◆ **TASK PROMPT**
Only the count is expected: the number of lines below that contain "variants".

◆ **PROVIDED MATERIAL**
Content starts

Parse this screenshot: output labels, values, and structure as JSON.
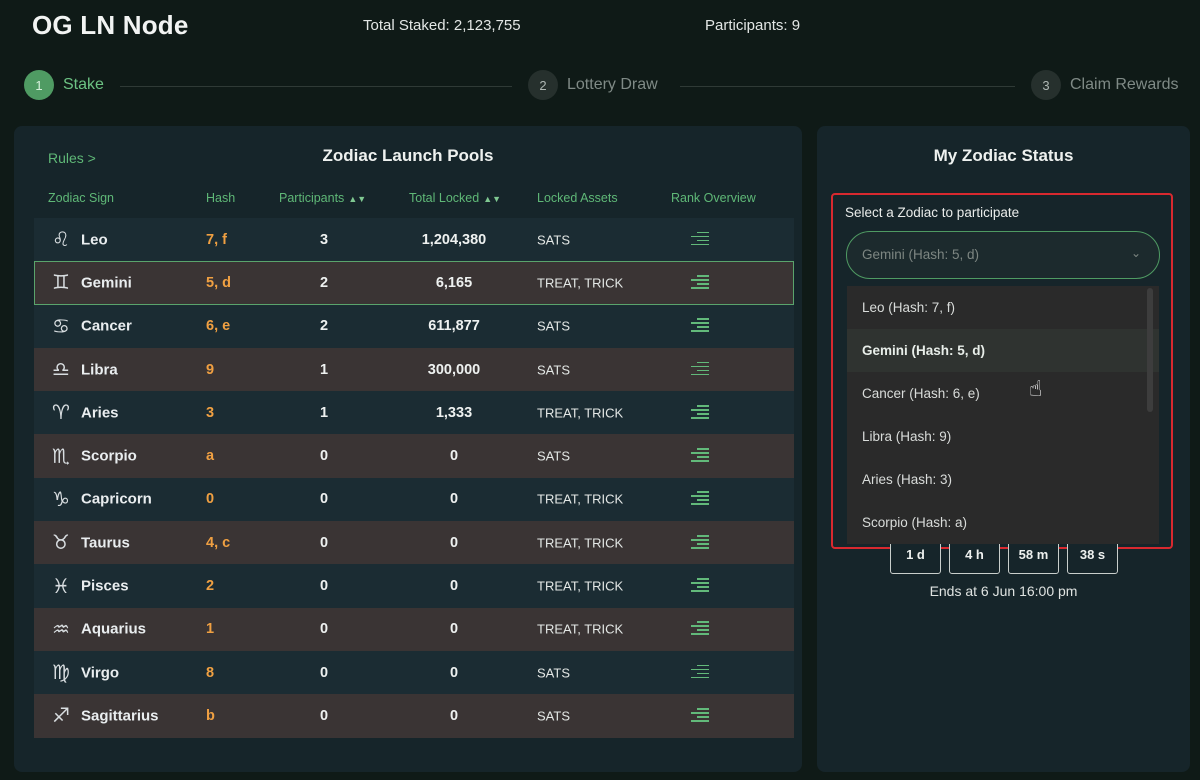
{
  "header": {
    "title": "OG LN Node",
    "total_staked": "Total Staked: 2,123,755",
    "participants": "Participants: 9"
  },
  "steps": [
    {
      "num": "1",
      "label": "Stake",
      "active": true
    },
    {
      "num": "2",
      "label": "Lottery Draw",
      "active": false
    },
    {
      "num": "3",
      "label": "Claim Rewards",
      "active": false
    }
  ],
  "pools": {
    "rules_link": "Rules >",
    "title": "Zodiac Launch Pools",
    "columns": {
      "sign": "Zodiac Sign",
      "hash": "Hash",
      "participants": "Participants",
      "total_locked": "Total Locked",
      "assets": "Locked Assets",
      "rank": "Rank Overview"
    },
    "rows": [
      {
        "icon": "leo-icon",
        "glyph": "♌",
        "name": "Leo",
        "hash": "7, f",
        "participants": "3",
        "total": "1,204,380",
        "assets": "SATS"
      },
      {
        "icon": "gemini-icon",
        "glyph": "♊",
        "name": "Gemini",
        "hash": "5, d",
        "participants": "2",
        "total": "6,165",
        "assets": "TREAT, TRICK",
        "selected": true
      },
      {
        "icon": "cancer-icon",
        "glyph": "♋",
        "name": "Cancer",
        "hash": "6, e",
        "participants": "2",
        "total": "611,877",
        "assets": "SATS"
      },
      {
        "icon": "libra-icon",
        "glyph": "♎",
        "name": "Libra",
        "hash": "9",
        "participants": "1",
        "total": "300,000",
        "assets": "SATS"
      },
      {
        "icon": "aries-icon",
        "glyph": "♈",
        "name": "Aries",
        "hash": "3",
        "participants": "1",
        "total": "1,333",
        "assets": "TREAT, TRICK"
      },
      {
        "icon": "scorpio-icon",
        "glyph": "♏",
        "name": "Scorpio",
        "hash": "a",
        "participants": "0",
        "total": "0",
        "assets": "SATS"
      },
      {
        "icon": "capricorn-icon",
        "glyph": "♑",
        "name": "Capricorn",
        "hash": "0",
        "participants": "0",
        "total": "0",
        "assets": "TREAT, TRICK"
      },
      {
        "icon": "taurus-icon",
        "glyph": "♉",
        "name": "Taurus",
        "hash": "4, c",
        "participants": "0",
        "total": "0",
        "assets": "TREAT, TRICK"
      },
      {
        "icon": "pisces-icon",
        "glyph": "♓",
        "name": "Pisces",
        "hash": "2",
        "participants": "0",
        "total": "0",
        "assets": "TREAT, TRICK"
      },
      {
        "icon": "aquarius-icon",
        "glyph": "♒",
        "name": "Aquarius",
        "hash": "1",
        "participants": "0",
        "total": "0",
        "assets": "TREAT, TRICK"
      },
      {
        "icon": "virgo-icon",
        "glyph": "♍",
        "name": "Virgo",
        "hash": "8",
        "participants": "0",
        "total": "0",
        "assets": "SATS"
      },
      {
        "icon": "sagittarius-icon",
        "glyph": "♐",
        "name": "Sagittarius",
        "hash": "b",
        "participants": "0",
        "total": "0",
        "assets": "SATS"
      }
    ]
  },
  "status": {
    "title": "My Zodiac Status",
    "select_label": "Select a Zodiac to participate",
    "select_value": "Gemini (Hash: 5, d)",
    "options": [
      {
        "label": "Leo (Hash: 7, f)"
      },
      {
        "label": "Gemini (Hash: 5, d)",
        "selected": true
      },
      {
        "label": "Cancer (Hash: 6, e)"
      },
      {
        "label": "Libra (Hash: 9)"
      },
      {
        "label": "Aries (Hash: 3)"
      },
      {
        "label": "Scorpio (Hash: a)"
      }
    ],
    "countdown": [
      "1 d",
      "4 h",
      "58 m",
      "38 s"
    ],
    "ends_at": "Ends at 6 Jun 16:00 pm"
  },
  "colors": {
    "accent": "#5fb877",
    "hash": "#f0a042",
    "highlight": "#d8292f"
  }
}
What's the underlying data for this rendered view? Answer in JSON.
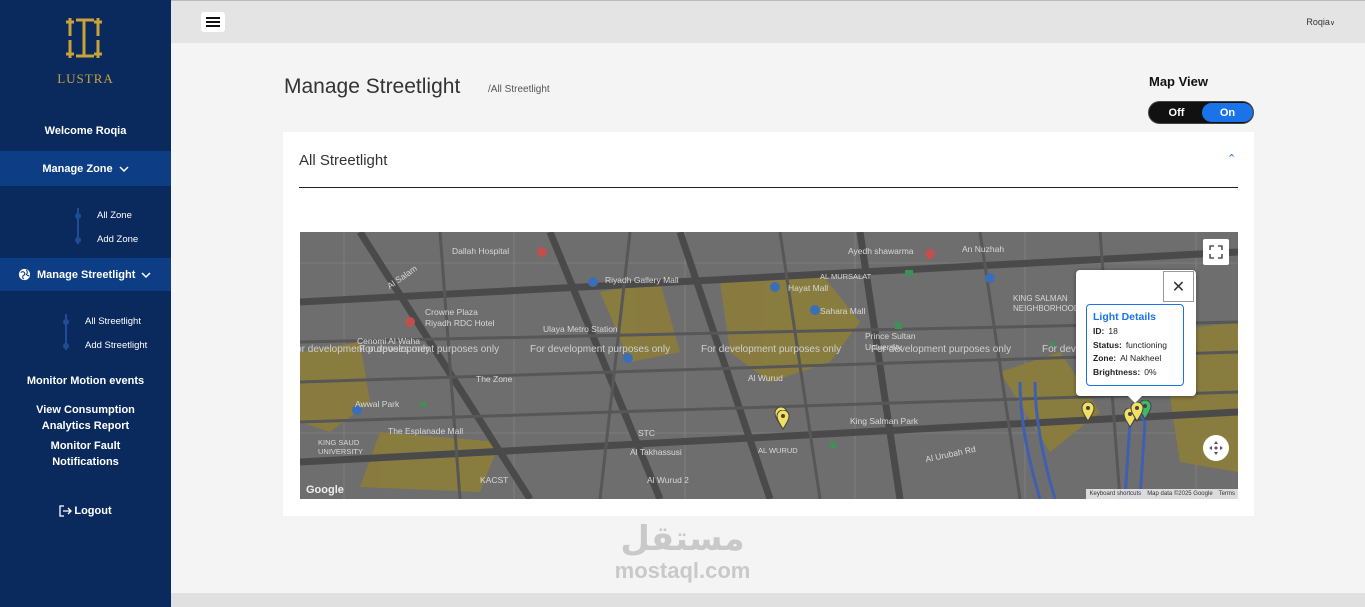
{
  "sidebar": {
    "logo_text": "LUSTRA",
    "welcome": "Welcome Roqia",
    "manage_zone": "Manage Zone",
    "zone_items": [
      "All Zone",
      "Add Zone"
    ],
    "manage_streetlight": "Manage Streetlight",
    "streetlight_items": [
      "All Streetlight",
      "Add Streetlight"
    ],
    "monitor_motion": "Monitor Motion events",
    "view_consumption": "View Consumption Analytics Report",
    "monitor_fault": "Monitor Fault Notifications",
    "logout": "Logout"
  },
  "topbar": {
    "user": "Roqia"
  },
  "main": {
    "title": "Manage Streetlight",
    "breadcrumb": "/All Streetlight",
    "map_view_label": "Map View",
    "toggle_off": "Off",
    "toggle_on": "On",
    "card_title": "All Streetlight"
  },
  "map": {
    "labels": {
      "dallah": "Dallah Hospital",
      "riyadh_gallery": "Riyadh Gallery Mall",
      "ayedh": "Ayedh shawarma",
      "an_nuzhah": "An Nuzhah",
      "al_mursalat": "AL MURSALAT",
      "hayat": "Hayat Mall",
      "sahara": "Sahara Mall",
      "king_salman": "KING SALMAN NEIGHBORHOOD",
      "crowne": "Crowne Plaza Riyadh RDC Hotel",
      "ulaya": "Ulaya Metro Station",
      "prince_sultan": "Prince Sultan University",
      "cenomi": "Cenomi Al Waha",
      "the_zone": "The Zone",
      "al_wurud": "Al Wurud",
      "awwal_park": "Awwal Park",
      "king_salman_park": "King Salman Park",
      "esplanade": "The Esplanade Mall",
      "stc": "STC",
      "al_takhassusi": "Al Takhassusi",
      "al_wurud_2": "AL WURUD",
      "king_saud": "KING SAUD UNIVERSITY",
      "kacst": "KACST",
      "al_wurud_2b": "Al Wurud 2",
      "al_urubah": "Al Urubah Rd",
      "salam": "Al Salam"
    },
    "dev_text": "For development purposes only",
    "attribution": [
      "Keyboard shortcuts",
      "Map data ©2025 Google",
      "Terms"
    ],
    "google": "Google"
  },
  "info_window": {
    "title": "Light Details",
    "id_label": "ID:",
    "id_value": "18",
    "status_label": "Status:",
    "status_value": "functioning",
    "zone_label": "Zone:",
    "zone_value": "Al Nakheel",
    "brightness_label": "Brightness:",
    "brightness_value": "0%"
  },
  "watermark": {
    "arabic": "مستقل",
    "latin": "mostaql.com"
  },
  "colors": {
    "sidebar": "#0a2a5e",
    "sidebar_active": "#0d3d84",
    "accent": "#1a73e8",
    "logo_gold": "#c9a23a"
  }
}
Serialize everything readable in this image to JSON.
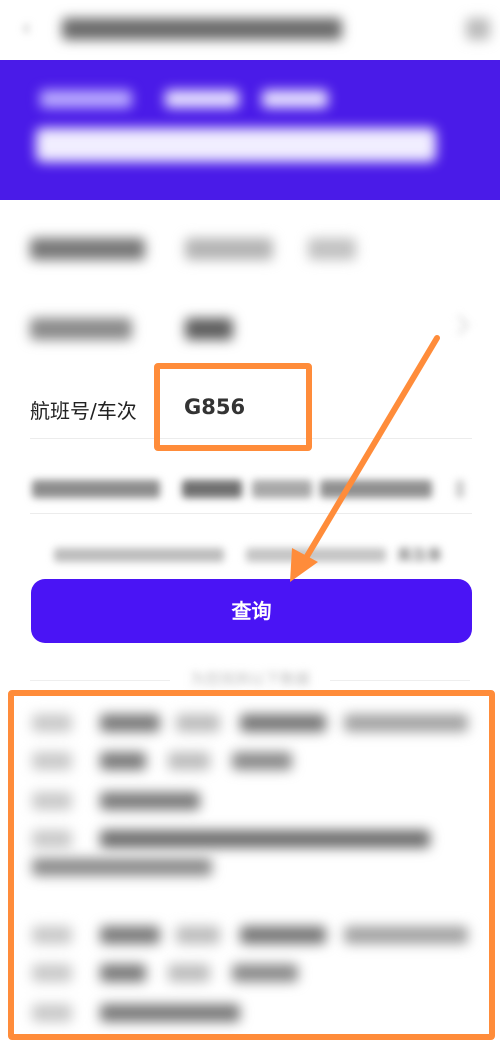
{
  "form": {
    "flight_label": "航班号/车次",
    "flight_value": "G856",
    "agreement_tail": "乘及事"
  },
  "button": {
    "query_label": "查询"
  },
  "results": {
    "hint": "为您找到以下数据"
  },
  "colors": {
    "brand": "#4a14f5",
    "banner": "#4a1be8",
    "annotation": "#ff8c3a"
  },
  "icons": {
    "back": "back-arrow-icon",
    "dropdown": "chevron-right-icon"
  }
}
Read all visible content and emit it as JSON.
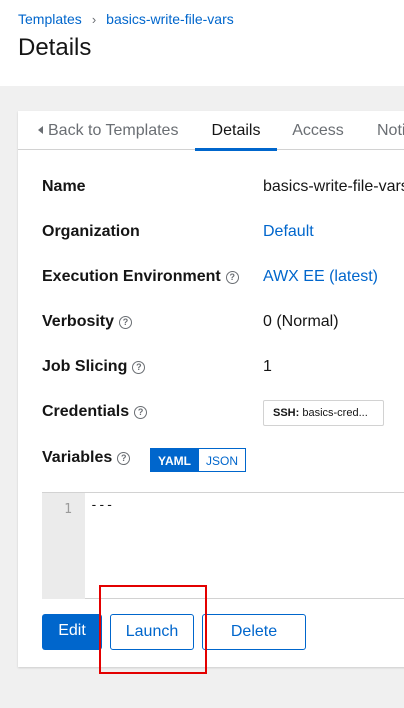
{
  "breadcrumb": {
    "parent": "Templates",
    "current": "basics-write-file-vars"
  },
  "page": {
    "title": "Details"
  },
  "tabs": {
    "back": "Back to Templates",
    "details": "Details",
    "access": "Access",
    "notifications": "Noti"
  },
  "details": {
    "name": {
      "label": "Name",
      "value": "basics-write-file-vars"
    },
    "organization": {
      "label": "Organization",
      "value": "Default"
    },
    "execution_environment": {
      "label": "Execution Environment",
      "value": "AWX EE (latest)"
    },
    "verbosity": {
      "label": "Verbosity",
      "value": "0 (Normal)"
    },
    "job_slicing": {
      "label": "Job Slicing",
      "value": "1"
    },
    "credentials": {
      "label": "Credentials",
      "chip_kind": "SSH:",
      "chip_value": "basics-cred..."
    },
    "variables": {
      "label": "Variables",
      "yaml": "YAML",
      "json": "JSON"
    }
  },
  "editor": {
    "line_number": "1",
    "content": "---"
  },
  "actions": {
    "edit": "Edit",
    "launch": "Launch",
    "delete": "Delete"
  },
  "help_glyph": "?",
  "colors": {
    "link": "#0066cc",
    "highlight": "#e30000"
  }
}
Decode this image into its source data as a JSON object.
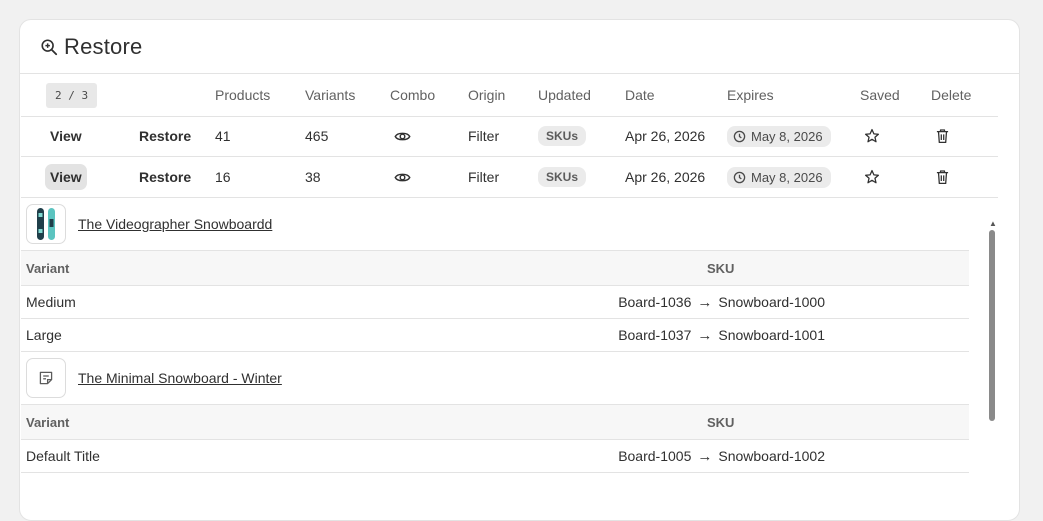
{
  "header": {
    "title": "Restore",
    "icon": "search-zoom-icon"
  },
  "table": {
    "pager": "2 / 3",
    "columns": {
      "products": "Products",
      "variants": "Variants",
      "combo": "Combo",
      "origin": "Origin",
      "updated": "Updated",
      "date": "Date",
      "expires": "Expires",
      "saved": "Saved",
      "delete": "Delete"
    },
    "rows": [
      {
        "view": "View",
        "restore": "Restore",
        "products": "41",
        "variants": "465",
        "origin": "Filter",
        "updated": "SKUs",
        "date": "Apr 26, 2026",
        "expires": "May 8, 2026"
      },
      {
        "view": "View",
        "restore": "Restore",
        "products": "16",
        "variants": "38",
        "origin": "Filter",
        "updated": "SKUs",
        "date": "Apr 26, 2026",
        "expires": "May 8, 2026"
      }
    ]
  },
  "detail": {
    "variant_header": "Variant",
    "sku_header": "SKU",
    "products": [
      {
        "name": "The Videographer Snowboardd",
        "variants": [
          {
            "name": "Medium",
            "from": "Board-1036",
            "to": "Snowboard-1000"
          },
          {
            "name": "Large",
            "from": "Board-1037",
            "to": "Snowboard-1001"
          }
        ]
      },
      {
        "name": "The Minimal Snowboard - Winter",
        "variants": [
          {
            "name": "Default Title",
            "from": "Board-1005",
            "to": "Snowboard-1002"
          }
        ]
      }
    ]
  },
  "colors": {
    "background": "#f1f1f1",
    "card": "#ffffff",
    "border": "#e3e3e3",
    "badge": "#ebebeb",
    "text": "#303030"
  }
}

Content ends

◆ **ANSWER SPACE**
5